After seeing some of the responses, workgroup chair Cindy Rich said some of the departments were supportive, while others approached the recommendations in a defensive way.

What surprised Rich about the defensive responses is she does not see the first two recommendations the workgroup needs to make as negative, as these focus on what programs should be continued with increased resources and what efficiencies or changes could be made to enhance a program’s marketability or enrollment.

“The first (recommendation) is for additional funding, the second one is for in their own house coming up with plans,” she said. “The third is in their own house, but with support from the university and other people (asking) how can we make this work?”

The third recommendation is how programs or services can create a plan to improve their viability and efficiency.

Though the fourth recommendation calls for the workgroup to suggest programs for outsourcing or deletion, Rich said they added in an option for consolidation.

“The programs don’t need to be deleted completely — maybe they can join in with another department that would help with what’s going on there,” she said.

In their responses, Rich said people defended their department’s enrollment, staffing and programs.

“Several of them wrote about the qualities of their program. We never questioned the quality of their programs,” she said. “We feel like all of our programs are quality programs.”

What was mainly looked at, Rich said, was a program’s enrollment and marketability, with the profit/loss sheets being a small piece of what was looked at.

She said they used all the data the university made available to them when looking at these factors, such as databooks and enrollment management documents.

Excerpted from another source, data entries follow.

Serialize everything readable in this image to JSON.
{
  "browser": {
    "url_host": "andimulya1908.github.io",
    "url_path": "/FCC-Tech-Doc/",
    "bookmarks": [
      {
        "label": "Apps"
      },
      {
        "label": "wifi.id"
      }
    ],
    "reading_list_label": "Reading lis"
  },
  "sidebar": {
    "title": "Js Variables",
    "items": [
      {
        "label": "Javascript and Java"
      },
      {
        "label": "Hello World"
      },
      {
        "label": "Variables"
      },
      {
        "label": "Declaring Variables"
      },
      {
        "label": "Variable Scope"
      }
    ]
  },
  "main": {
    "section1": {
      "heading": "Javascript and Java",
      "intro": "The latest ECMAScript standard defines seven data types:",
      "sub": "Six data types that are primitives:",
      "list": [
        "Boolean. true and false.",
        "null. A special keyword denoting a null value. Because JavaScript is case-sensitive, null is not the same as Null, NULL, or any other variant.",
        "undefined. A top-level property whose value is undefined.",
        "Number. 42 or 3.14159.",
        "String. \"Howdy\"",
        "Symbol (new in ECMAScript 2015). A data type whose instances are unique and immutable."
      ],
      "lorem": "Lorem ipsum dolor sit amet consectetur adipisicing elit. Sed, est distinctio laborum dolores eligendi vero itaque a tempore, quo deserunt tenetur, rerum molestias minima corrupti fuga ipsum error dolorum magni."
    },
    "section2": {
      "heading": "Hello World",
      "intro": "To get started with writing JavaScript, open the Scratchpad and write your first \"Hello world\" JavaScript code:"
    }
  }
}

“I can’t speak for (the departments), but it just felt like everyone thought we were being very critical,” Rich said. “That’s not how we intended it to be.”

Rich said in recommending efficiencies, the workgroup was not saying the departments were doing anything wrong.

“We’re saying you got a good thing going; how can we get more students from that?” she said.

Business professor Scott Stevens said he saw a lot of defensiveness and “turf protection” in people’s responses.

“What people fail to grasp is that there are far too many faculty, far too many programs for our enrollment,” he said. “It’s not sustainable.”

Scott said though there was a lot of verbiage around not being able to eliminate anything, there is a problem to deal with of not having enough students.

“As far as faculty go, yes there are many on this campus (that) have this thing called tenure. We have to let attrition take its course; (there are a) lot of part-time adjuncts who you can get rid of,” Scott said.

He acknowledged the workgroup would have to make recommendations that are not going to make some people happy, but resources need to be used in a more efficient way.

“There’s something to be said for simplification,” he said. “Colleges need to decide what they want to do exceptionally well, pick a couple things and market the hell out of it.”

Rich said the workgroup is not saying to let all the faculty go and never bring them back; instead, they are looking at how to make these academic programs work.

None of the workgroup members want to see someone hurt in the vitalization project process, she added.

“We all feel for people who may lose their jobs and things like that, and that makes us sad,” Rich said. “We don’t want to say bad things about the university. We don’t want to tear it down.”

However, she said if the university tries to be “everything to everybody,” it will get nothing.

“We have to figure out how to stay afloat,” she said.

Accountant Joyce Schumacher pointed out the workgroup was just sending their recommendations, and not a finalized decision, in the vitalization project.

“Somebody above us has to sort through everything,” she said. “These are just our opinions.”

Rich said both departments and the workgroup were able to do what they had to.

“We had our job to do, to look at what they had. They had their job to do,” Rich said. “We’re not adversaries in this; we both had a role to play.”

 

Cassie Buchman can be reached at 581-2812 or [email protected]